In a recent post on the brilliant BrainPickings.org, founder Maria Popova added a new entry to the things she’s learned in the ten years she’s been editing the website:
Don’t just resist cynicism — fight it actively.
I was happy to be reminded of this. Cynicism, pessimism, nihilism, and an ironical dismissiveness that makes fun of anything sincere or earnest run rampant in today’s society. “Feel good” stuff seems more ripe for “Saturday Night Live” parody than serious delivery. And rightly so. Once meaningful phrases like “Love, Heal, Inspire,” “Be Here Now,” and “Thankful, Grateful, Blessed” have been bastardized, commodified, reduced to T-shirt slogans.
But despite this yoga and juice culture overuse, and despite the 24-hour news cycle, there is indeed much to be grateful for. We are, after all, above ground. We have chocolate fudge brownie ice cream, and supermoons, and YouTube clips of nine-year-old Australian girls landing perfect 540s on large half pipes. As surfers, we have quiet moments on the water that are something close to sublime.

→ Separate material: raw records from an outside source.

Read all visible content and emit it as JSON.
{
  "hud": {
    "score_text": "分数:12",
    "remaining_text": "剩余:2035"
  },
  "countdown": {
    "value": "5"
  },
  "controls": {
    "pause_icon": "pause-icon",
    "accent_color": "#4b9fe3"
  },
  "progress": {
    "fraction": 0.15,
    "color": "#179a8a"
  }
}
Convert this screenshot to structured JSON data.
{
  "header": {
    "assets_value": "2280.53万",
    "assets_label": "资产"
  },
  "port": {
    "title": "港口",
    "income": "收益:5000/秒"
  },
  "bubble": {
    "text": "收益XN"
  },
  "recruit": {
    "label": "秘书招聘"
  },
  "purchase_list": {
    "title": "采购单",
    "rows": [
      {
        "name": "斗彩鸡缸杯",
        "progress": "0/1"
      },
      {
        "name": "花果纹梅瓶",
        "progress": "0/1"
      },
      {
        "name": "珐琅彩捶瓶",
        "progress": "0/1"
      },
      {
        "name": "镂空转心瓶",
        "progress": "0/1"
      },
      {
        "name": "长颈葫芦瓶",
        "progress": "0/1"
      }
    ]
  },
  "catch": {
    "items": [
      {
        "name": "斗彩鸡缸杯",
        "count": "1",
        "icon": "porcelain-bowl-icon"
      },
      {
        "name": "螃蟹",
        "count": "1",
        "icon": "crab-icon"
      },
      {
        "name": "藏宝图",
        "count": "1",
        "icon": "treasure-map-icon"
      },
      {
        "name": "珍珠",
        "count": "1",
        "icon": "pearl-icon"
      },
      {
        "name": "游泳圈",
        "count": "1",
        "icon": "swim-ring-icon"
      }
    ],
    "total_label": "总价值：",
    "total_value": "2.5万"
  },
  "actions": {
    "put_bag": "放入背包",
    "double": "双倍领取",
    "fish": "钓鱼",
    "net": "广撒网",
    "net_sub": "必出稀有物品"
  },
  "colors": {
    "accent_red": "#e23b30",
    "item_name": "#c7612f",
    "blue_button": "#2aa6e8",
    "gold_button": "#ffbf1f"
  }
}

“Much of my work involves chaos and struggle and challenges,” my friend Christian Troy, Executive Director of Waves For Water, told me. “I find my peace place in the sacred grounds of the ocean. All the elements coming together—saltwater, sun, the pulses of the sea—it rights me.”
Best of all, at least as far as I’m concerned, we have synchronicity. The writer Geoff Dyer told me about the time he and his wife picked up a “clean and not looking like a maniac” hitchhiker on the side of the road in New Mexico, only to pass a sign a minute later: “DO NOT PICK UP HITCHHIKERS / DETENTION FACILITIES IN AREA.” Seconds after that, “Riders On The Storm” by The Doors came on the radio: There's a killer on the road/ His brain is squirmin' like a toad/If you give this man a ride/Sweet family will die. Geoff and his wife looked at each other, or rather tried not to look at each other.
Those winks from the cosmos, those reminders of forces larger than ourselves, that waist-high wave that traveled thousands of miles across the ocean and arrived at your spot on a Saturday morning just in time for you to wheel around and ride it as it caps and peels and ultimately dissipates back to infinity — that’s a lot of be thankful for.